But P.J. Pacifico is also a cancer survivor.

"When I got diagnosed, a friend who had gone through this before me said he wasn't going to provide me a lot of advice," Pacifico said. "He told me, `Just keep those spirits as high as you possibly can.' That stuck with me."

And as a member of Band Together, an oft-changing group of musicians that performs to raise money for charities, Pacifico is helping other survivors learn how music can help do just that.

Band Together founder Rob Fried came up with idea of organizing musical seminars to the members of the Center for Survivorship, a hub for programs organized by the CT Challenge, a charity based in the Southport section of town that supports a range of programs to help cancer survivors and to aid cancer research.

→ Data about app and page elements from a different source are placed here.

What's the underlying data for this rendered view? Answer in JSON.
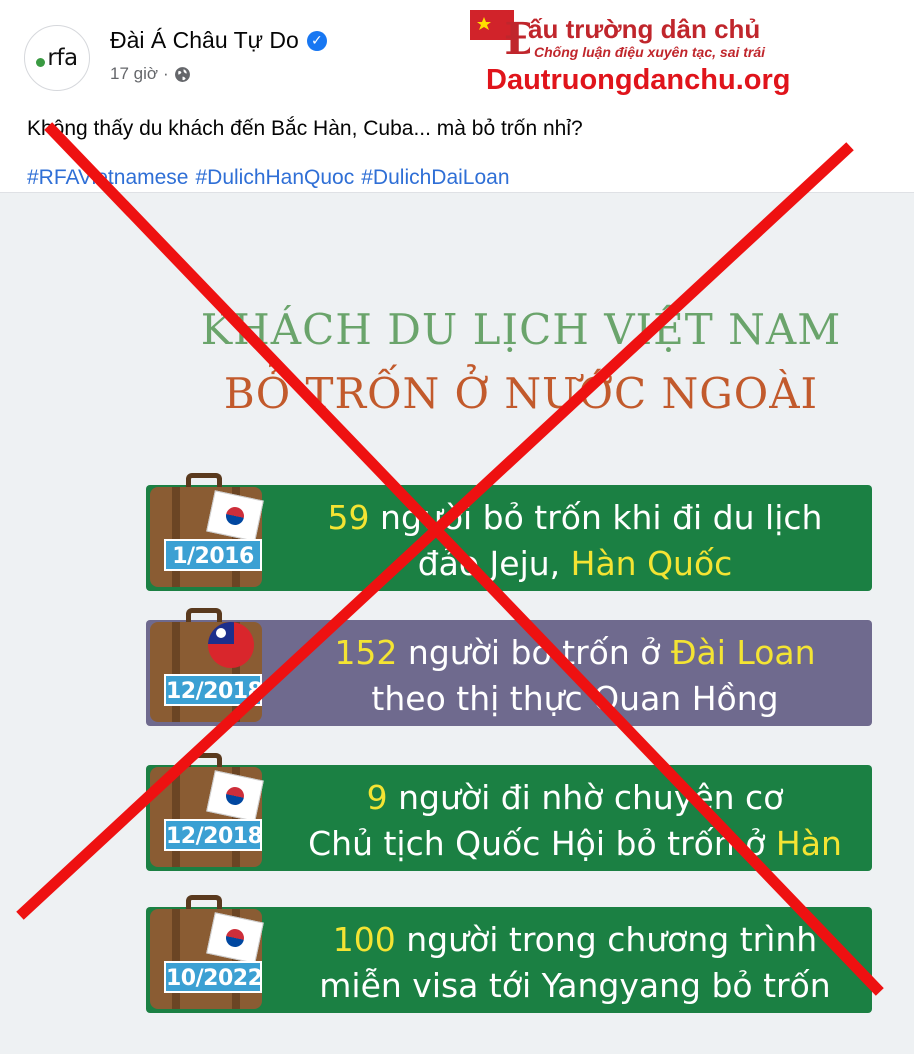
{
  "post": {
    "page_name": "Đài Á Châu Tự Do",
    "avatar_text": "rfa",
    "time": "17 giờ",
    "separator": "·",
    "text": "Không thấy du khách đến Bắc Hàn, Cuba... mà bỏ trốn nhỉ?",
    "hashtags": [
      "#RFAVietnamese",
      "#DulichHanQuoc",
      "#DulichDaiLoan"
    ]
  },
  "watermark": {
    "title": "ấu trường dân chủ",
    "logo_letter": "Đ",
    "slogan": "Chống luận điệu xuyên tạc, sai trái",
    "url": "Dautruongdanchu.org",
    "color": "#e0141b"
  },
  "infographic": {
    "title_line1": "KHÁCH DU LỊCH VIỆT NAM",
    "title_line2": "BỎ TRỐN Ở NƯỚC NGOÀI",
    "rows": [
      {
        "date": "1/2016",
        "flag": "korea-flag-icon",
        "color": "#1b8043",
        "line1_hl": "59",
        "line1": " người bỏ trốn khi đi du lịch",
        "line2": "đảo Jeju, ",
        "line2_hl": "Hàn Quốc"
      },
      {
        "date": "12/2018",
        "flag": "taiwan-flag-icon",
        "color": "#6f6a8e",
        "line1_hl": "152",
        "line1_mid": " người bỏ trốn ở ",
        "line1_hl2": "Đài Loan",
        "line2": "theo thị thực Quan Hồng"
      },
      {
        "date": "12/2018",
        "flag": "korea-flag-icon",
        "color": "#1b8043",
        "line1_hl": "9",
        "line1": " người đi nhờ chuyên cơ",
        "line2": "Chủ tịch Quốc Hội bỏ trốn ở ",
        "line2_hl": "Hàn"
      },
      {
        "date": "10/2022",
        "flag": "korea-flag-icon",
        "color": "#1b8043",
        "line1_hl": "100",
        "line1": " người trong chương trình",
        "line2": "miễn visa tới Yangyang bỏ trốn"
      }
    ]
  },
  "overlay": {
    "strike_color": "#ee1111"
  }
}
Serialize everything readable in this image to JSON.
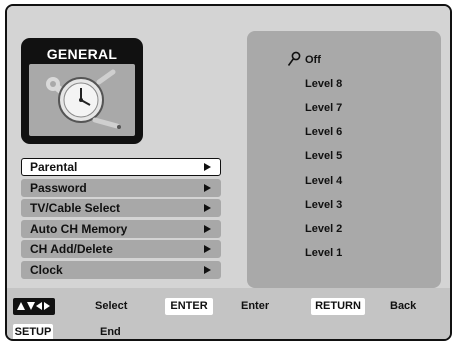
{
  "category": {
    "title": "GENERAL",
    "icon": "clock-wrench-icon"
  },
  "menu": {
    "items": [
      {
        "label": "Parental",
        "selected": true
      },
      {
        "label": "Password",
        "selected": false
      },
      {
        "label": "TV/Cable Select",
        "selected": false
      },
      {
        "label": "Auto CH Memory",
        "selected": false
      },
      {
        "label": "CH Add/Delete",
        "selected": false
      },
      {
        "label": "Clock",
        "selected": false
      }
    ]
  },
  "options": {
    "cursor_icon": "key-icon",
    "items": [
      "Off",
      "Level 8",
      "Level 7",
      "Level 6",
      "Level 5",
      "Level 4",
      "Level 3",
      "Level 2",
      "Level 1"
    ]
  },
  "footer": {
    "nav_keys_icon": "arrow-keys-icon",
    "nav_label": "Select",
    "enter_key": "ENTER",
    "enter_label": "Enter",
    "return_key": "RETURN",
    "return_label": "Back",
    "setup_key": "SETUP",
    "setup_label": "End"
  },
  "colors": {
    "background": "#d4d4d4",
    "panel": "#a9a9a9",
    "highlight": "#ffffff",
    "text": "#111111"
  }
}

As musical director of Band Together, Fried came in contact with CT Challenge and the center. They did their usual concert thing to help raise money for CT Challenge, but Fried thought "we want to be involved."

The sessions led by Fried -- there have been four so far -- are designed to help guide cancer survivors through the use of music, learning how it can help elevate their mood, for example. He is joined at each workshop by one of Band Together's musicians, like Pacifico or Christine Ohlman.

"We aren't music therapists," Fried said, but rather facilitators, who help to show participants how they might already be using music in their life. "I really enjoy being around music as much as I can. For me, it makes me feel more peaceful and at ease. Disease is the absence of ease."

For the center, the music workshops are an extension of the mind-body health, exercise, nutrition and community-building support programs that constitute the core of how it helps cancer survivors rebuild and continue forward with their lives after a cancer diagnosis, countering the short- and long-term after effects of the disease.

"The center and all CT Challenge programs are about hope, setting goals and achieving them -- reasserting yourself in the life cancer may have taken from you," said Pamela Dey, marketing and communications director. "They are about inspiration and triumph. They are about community and finding strength in a group collectively aimed at living well. So, while the music workshops, on the surface, have little resemblance to our popular TRX, yoga, spinning or nutrition classes, they are every bit as much about lifting participants to new levels of peace, confidence and energy ... enabling them to heal, reclaim their lives and move forward."

With a relaxed vibe -- low lights, big pillows on the floor -- the session is not tightly orchestrated. Everyone in the small group -- all women on a recent night -- introduces herself, and described their personal connection to music. Most, it turns out, have some musical talent, though that is not a requirement.

Fried punches in a song on his phone, and the infectious R&B rhythm of The Spinners' 1972 hit, "I'll Be Around" fills the room. Toes tap, and some sing along quietly. When the song ends, Fried poses a question: "How does that music make you feel?"

For one survivor, it harkens back to the days when she'd hear that song played on the radio, while another, Margaret, says that the line, "Whenever you call me, I'll be there," is "particularly poignant for cancer patients. You really do find out who your friends are. That tag line really speaks to that." After her diagnosis, she said, "I always knew I had good friends, but I found people who I believed to be just acquaintances turned out to be friends."

Next up on the playlist was Pharrell's monster hit, and hard to resist, "Happy."

"I was feeling this in my cheeks," Fried said. Pacifico agreed. "I started smiling."

And this, is the point of the workshop.

"We're talking about how songs are making us feel, and where we're feeling it," Fried said.

For more information about programs offered by CT Challenge, contact its Center for Survivorship, 250 Pequot Ave.; telephone: 203-292-8722, or website: www.ctchallenge.org.